** Opening DATASET ENTRIES block **
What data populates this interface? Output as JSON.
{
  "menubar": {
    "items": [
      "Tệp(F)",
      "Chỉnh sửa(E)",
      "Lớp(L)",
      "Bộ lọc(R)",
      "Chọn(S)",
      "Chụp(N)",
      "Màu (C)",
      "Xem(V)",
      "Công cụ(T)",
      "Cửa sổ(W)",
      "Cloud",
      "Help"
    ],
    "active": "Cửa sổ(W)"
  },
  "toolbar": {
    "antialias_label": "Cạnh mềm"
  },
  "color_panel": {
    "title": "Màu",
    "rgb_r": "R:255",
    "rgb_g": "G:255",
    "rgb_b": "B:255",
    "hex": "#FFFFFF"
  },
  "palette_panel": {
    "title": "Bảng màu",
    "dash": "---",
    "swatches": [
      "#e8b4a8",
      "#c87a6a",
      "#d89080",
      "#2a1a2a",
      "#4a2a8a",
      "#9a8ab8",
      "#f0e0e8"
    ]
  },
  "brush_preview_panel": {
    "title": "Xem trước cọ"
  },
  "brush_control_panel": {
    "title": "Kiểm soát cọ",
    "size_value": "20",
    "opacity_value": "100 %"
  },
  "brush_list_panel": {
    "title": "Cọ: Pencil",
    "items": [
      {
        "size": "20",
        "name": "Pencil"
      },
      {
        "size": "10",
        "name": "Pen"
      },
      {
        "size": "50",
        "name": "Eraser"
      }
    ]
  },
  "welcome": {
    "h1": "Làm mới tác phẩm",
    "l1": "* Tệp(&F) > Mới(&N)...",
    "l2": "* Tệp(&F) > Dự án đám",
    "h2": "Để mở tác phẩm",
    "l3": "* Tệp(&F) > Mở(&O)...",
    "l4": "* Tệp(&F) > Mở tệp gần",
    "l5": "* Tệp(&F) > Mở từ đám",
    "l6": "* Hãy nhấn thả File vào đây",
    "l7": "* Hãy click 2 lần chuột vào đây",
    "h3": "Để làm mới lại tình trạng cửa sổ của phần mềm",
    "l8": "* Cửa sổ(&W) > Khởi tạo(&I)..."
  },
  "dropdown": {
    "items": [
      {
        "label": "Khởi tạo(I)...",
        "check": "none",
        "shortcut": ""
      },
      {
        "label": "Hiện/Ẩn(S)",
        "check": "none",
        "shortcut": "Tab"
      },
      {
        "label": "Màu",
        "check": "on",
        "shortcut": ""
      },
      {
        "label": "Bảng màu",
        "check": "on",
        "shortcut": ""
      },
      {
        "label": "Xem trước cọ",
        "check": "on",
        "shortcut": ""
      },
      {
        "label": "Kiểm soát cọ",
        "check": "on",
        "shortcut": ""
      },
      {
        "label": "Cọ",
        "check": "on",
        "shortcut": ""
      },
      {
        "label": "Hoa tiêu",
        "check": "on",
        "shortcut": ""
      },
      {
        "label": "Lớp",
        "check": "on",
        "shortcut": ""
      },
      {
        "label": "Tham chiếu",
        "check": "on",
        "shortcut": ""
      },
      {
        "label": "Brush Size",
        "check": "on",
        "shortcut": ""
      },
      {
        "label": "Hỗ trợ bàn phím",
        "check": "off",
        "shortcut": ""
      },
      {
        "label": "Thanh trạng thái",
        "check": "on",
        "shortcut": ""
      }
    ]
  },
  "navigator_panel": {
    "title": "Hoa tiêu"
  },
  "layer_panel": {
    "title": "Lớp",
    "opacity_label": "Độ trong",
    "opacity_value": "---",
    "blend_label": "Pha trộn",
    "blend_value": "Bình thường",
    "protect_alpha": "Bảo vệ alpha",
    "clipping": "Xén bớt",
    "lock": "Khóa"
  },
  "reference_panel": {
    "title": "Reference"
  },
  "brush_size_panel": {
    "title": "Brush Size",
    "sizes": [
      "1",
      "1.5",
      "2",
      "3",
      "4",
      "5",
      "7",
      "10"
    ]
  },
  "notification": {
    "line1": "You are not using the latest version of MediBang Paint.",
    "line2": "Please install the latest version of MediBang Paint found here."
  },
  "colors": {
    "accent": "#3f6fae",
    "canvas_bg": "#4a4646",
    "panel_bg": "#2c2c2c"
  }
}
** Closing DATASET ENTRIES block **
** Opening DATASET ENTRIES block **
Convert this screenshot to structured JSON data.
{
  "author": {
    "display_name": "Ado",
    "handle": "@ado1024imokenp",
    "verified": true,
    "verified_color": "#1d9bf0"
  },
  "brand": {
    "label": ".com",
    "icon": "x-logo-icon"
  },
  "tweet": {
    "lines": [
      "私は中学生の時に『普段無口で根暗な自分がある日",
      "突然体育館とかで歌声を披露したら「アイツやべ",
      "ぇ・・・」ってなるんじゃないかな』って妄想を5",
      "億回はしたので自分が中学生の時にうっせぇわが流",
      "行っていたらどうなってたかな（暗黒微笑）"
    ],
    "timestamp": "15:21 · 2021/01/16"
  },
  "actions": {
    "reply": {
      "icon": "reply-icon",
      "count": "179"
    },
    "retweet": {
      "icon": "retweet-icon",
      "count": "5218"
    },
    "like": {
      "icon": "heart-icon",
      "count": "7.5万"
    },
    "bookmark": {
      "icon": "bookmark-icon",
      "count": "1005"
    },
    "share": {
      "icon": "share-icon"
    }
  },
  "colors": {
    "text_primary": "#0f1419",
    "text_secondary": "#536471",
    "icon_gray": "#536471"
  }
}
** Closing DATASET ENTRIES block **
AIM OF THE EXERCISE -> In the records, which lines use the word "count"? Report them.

ANSWER SPACE ->
      "count": "179"
      "count": "5218"
      "count": "7.5万"
      "count": "1005"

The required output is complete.